Supplied data
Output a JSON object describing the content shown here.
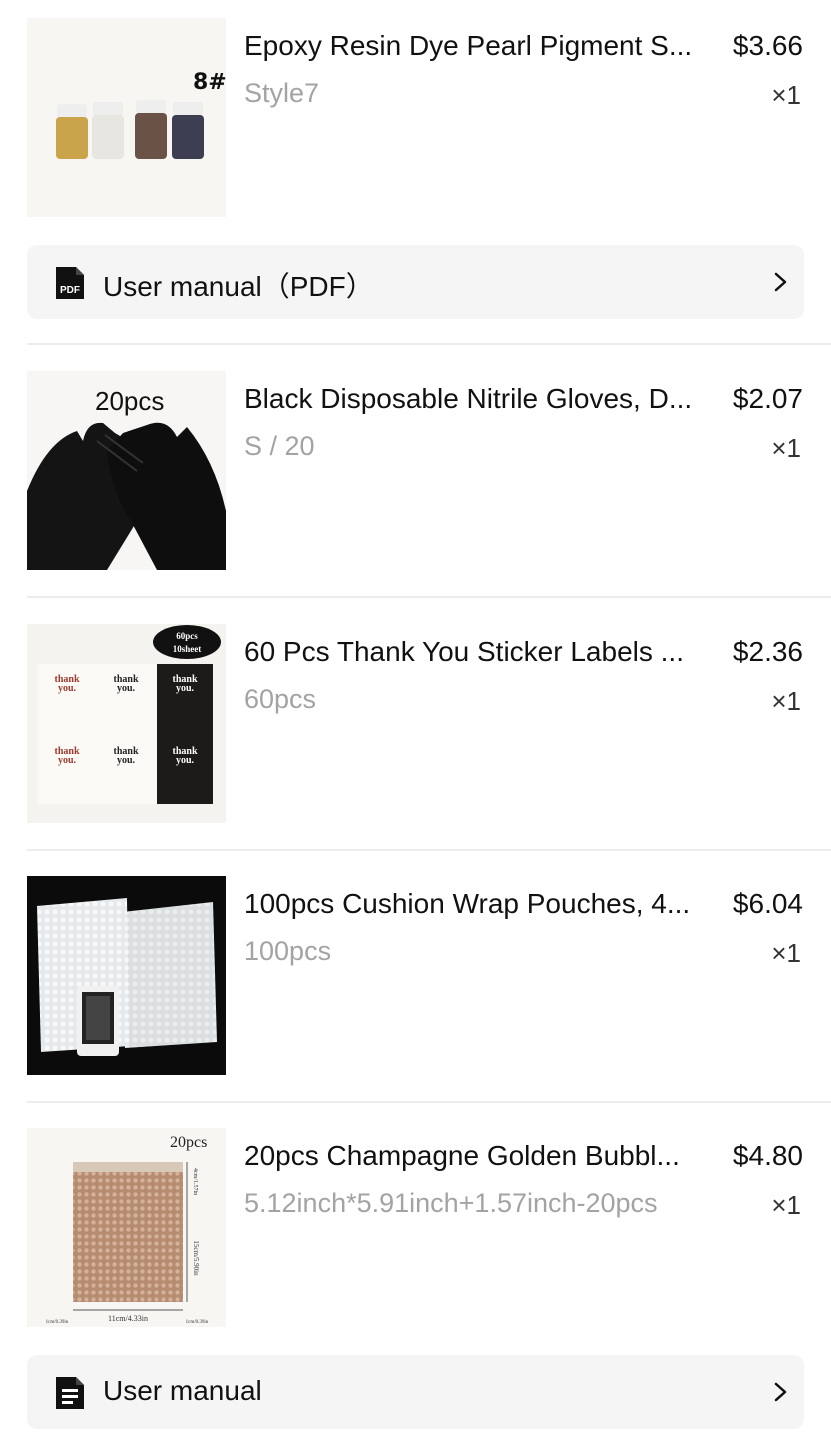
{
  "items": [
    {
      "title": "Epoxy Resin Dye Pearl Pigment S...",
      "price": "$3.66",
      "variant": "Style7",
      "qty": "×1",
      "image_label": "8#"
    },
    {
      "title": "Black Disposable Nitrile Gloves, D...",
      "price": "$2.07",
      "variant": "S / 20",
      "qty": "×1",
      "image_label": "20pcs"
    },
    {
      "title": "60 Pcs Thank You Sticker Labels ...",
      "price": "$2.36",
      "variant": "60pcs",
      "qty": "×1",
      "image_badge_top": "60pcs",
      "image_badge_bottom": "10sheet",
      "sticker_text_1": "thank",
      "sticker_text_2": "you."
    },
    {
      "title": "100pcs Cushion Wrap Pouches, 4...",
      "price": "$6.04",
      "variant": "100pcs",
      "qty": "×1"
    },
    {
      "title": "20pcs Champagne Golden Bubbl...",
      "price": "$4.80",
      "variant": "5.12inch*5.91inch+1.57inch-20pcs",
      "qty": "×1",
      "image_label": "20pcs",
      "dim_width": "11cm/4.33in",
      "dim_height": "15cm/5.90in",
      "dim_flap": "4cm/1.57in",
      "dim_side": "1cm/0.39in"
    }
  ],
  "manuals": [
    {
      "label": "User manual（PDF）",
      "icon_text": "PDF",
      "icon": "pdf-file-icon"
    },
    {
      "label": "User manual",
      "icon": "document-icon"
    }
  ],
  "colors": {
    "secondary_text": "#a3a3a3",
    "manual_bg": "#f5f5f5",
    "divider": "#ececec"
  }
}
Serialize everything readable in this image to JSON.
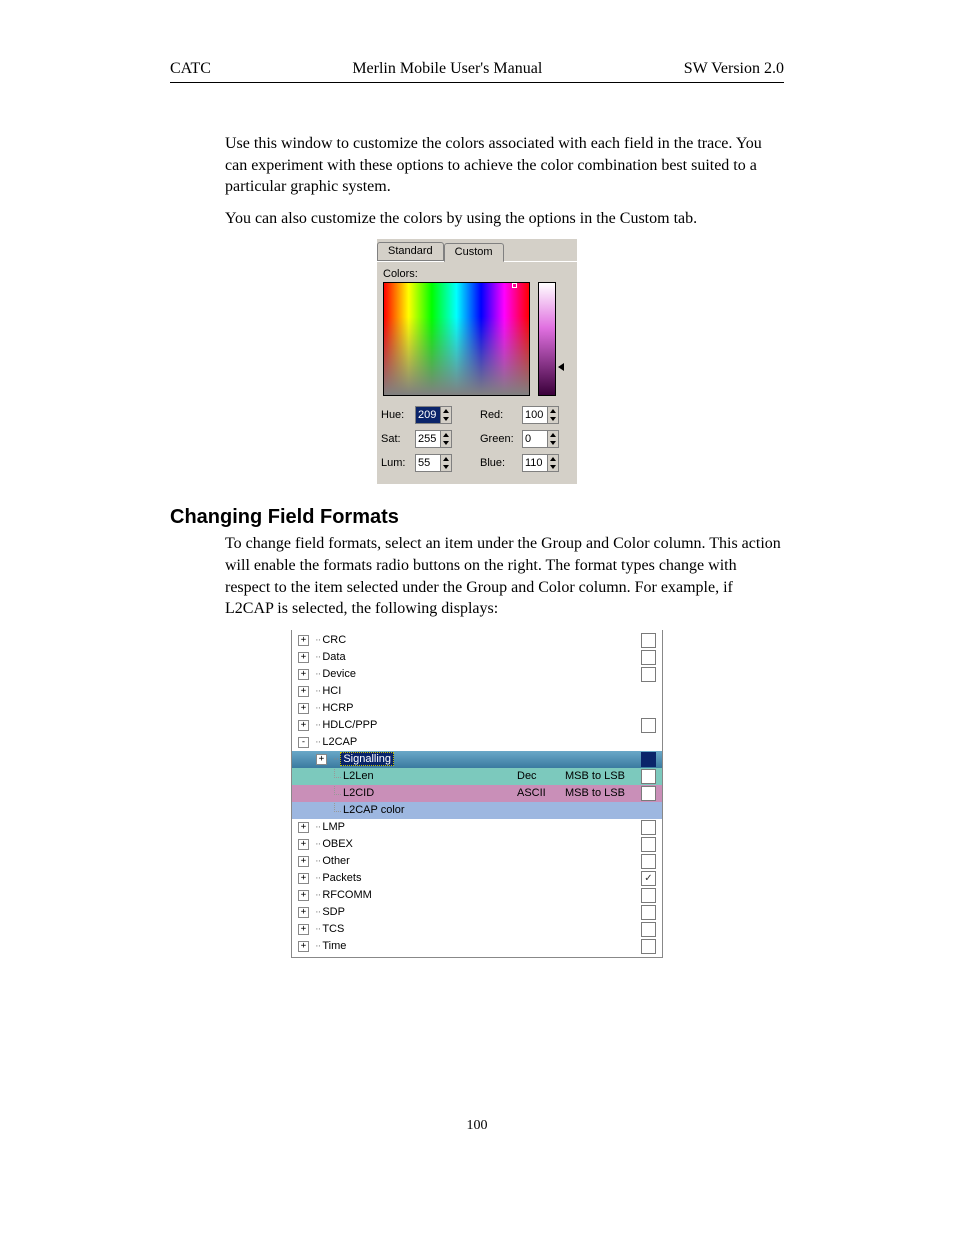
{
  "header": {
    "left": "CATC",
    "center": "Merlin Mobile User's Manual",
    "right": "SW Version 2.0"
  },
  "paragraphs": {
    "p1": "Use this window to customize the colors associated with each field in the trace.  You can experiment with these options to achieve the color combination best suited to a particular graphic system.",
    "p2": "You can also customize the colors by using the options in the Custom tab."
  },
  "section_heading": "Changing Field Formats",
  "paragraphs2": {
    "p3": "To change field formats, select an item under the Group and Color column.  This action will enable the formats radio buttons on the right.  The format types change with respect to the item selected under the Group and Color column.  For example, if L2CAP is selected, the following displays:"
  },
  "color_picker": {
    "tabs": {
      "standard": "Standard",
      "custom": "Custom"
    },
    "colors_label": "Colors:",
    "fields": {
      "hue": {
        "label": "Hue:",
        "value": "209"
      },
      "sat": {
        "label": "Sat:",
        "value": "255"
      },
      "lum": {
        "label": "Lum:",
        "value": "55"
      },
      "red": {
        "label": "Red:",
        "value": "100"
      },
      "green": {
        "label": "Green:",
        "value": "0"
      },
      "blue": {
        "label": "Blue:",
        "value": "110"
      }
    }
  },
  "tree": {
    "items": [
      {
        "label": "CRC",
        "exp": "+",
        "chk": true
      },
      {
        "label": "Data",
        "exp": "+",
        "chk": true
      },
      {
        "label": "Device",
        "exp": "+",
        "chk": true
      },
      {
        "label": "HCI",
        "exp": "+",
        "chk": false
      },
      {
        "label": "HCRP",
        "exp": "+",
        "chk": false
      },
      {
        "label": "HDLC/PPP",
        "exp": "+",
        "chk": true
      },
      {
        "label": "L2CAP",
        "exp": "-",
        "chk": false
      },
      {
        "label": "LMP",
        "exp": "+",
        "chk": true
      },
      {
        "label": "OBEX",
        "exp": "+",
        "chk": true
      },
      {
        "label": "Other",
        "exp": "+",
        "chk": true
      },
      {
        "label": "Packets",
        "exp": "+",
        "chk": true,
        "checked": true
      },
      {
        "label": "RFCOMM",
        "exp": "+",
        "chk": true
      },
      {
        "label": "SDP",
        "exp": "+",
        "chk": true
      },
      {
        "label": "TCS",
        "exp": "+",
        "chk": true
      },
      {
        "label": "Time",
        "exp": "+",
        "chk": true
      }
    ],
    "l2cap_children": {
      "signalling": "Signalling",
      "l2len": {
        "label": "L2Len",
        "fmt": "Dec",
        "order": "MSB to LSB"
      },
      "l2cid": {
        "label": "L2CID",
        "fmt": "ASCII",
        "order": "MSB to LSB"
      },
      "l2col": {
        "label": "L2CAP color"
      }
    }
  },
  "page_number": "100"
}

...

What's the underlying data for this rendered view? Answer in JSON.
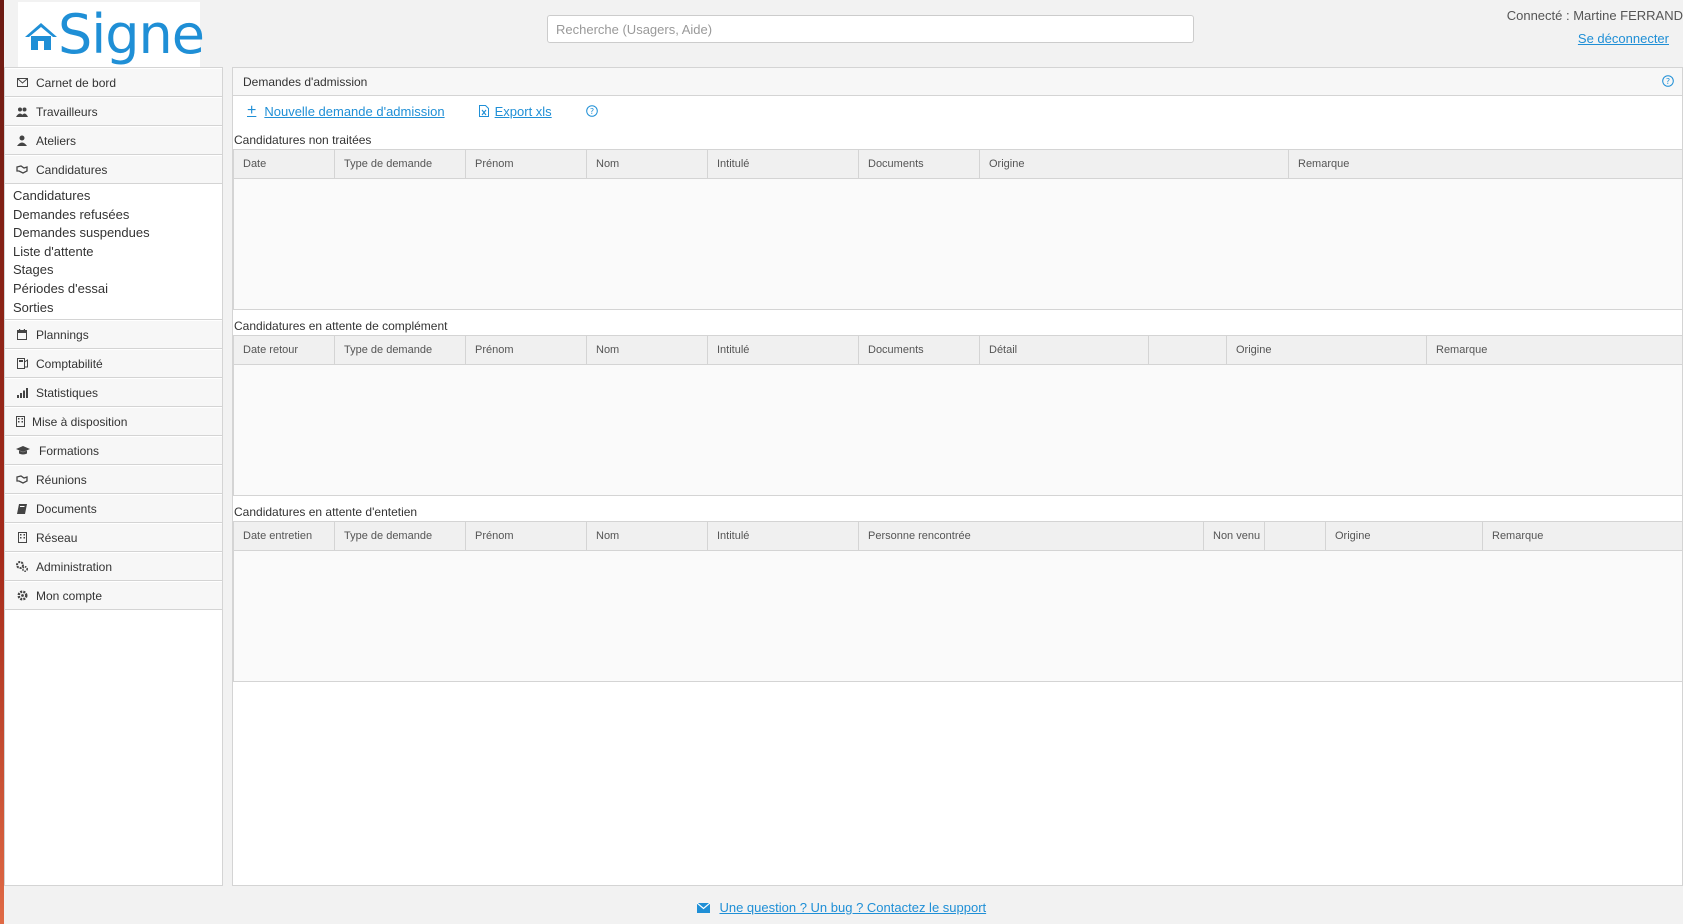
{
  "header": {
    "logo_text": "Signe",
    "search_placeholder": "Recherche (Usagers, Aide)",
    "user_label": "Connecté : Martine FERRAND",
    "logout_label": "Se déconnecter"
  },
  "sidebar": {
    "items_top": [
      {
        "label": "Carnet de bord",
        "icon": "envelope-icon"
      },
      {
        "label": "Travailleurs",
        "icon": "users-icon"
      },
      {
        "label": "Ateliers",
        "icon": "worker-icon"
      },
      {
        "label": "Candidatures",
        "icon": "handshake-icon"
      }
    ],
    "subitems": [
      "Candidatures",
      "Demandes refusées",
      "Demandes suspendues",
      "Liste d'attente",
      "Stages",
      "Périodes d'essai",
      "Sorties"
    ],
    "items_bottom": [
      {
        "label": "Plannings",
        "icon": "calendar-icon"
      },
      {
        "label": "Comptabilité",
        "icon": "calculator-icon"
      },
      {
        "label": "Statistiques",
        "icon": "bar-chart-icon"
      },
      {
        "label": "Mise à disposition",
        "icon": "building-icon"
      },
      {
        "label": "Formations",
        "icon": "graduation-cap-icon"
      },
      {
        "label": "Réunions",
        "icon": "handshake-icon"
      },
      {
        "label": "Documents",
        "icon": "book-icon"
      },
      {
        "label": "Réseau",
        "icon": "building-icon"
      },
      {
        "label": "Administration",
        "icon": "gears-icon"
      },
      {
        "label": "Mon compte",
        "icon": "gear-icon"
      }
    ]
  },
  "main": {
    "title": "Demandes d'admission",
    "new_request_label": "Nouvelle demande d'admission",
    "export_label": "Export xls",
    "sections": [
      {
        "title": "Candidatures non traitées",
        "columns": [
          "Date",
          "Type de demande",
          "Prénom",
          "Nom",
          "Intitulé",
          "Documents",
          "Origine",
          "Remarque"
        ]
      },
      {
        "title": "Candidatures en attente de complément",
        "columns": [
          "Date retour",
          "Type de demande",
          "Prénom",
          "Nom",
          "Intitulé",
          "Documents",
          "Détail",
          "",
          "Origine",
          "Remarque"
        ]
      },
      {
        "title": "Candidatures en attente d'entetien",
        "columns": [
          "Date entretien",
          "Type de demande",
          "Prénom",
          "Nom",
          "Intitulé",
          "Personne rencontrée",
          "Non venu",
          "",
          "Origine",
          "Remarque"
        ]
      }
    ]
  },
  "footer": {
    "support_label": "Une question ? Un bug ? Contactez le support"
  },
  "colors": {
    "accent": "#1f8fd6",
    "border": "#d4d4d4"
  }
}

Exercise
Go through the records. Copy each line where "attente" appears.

Solution for this exercise
      "Liste d'attente",
        "title": "Candidatures en attente de complément",
        "title": "Candidatures en attente d'entetien",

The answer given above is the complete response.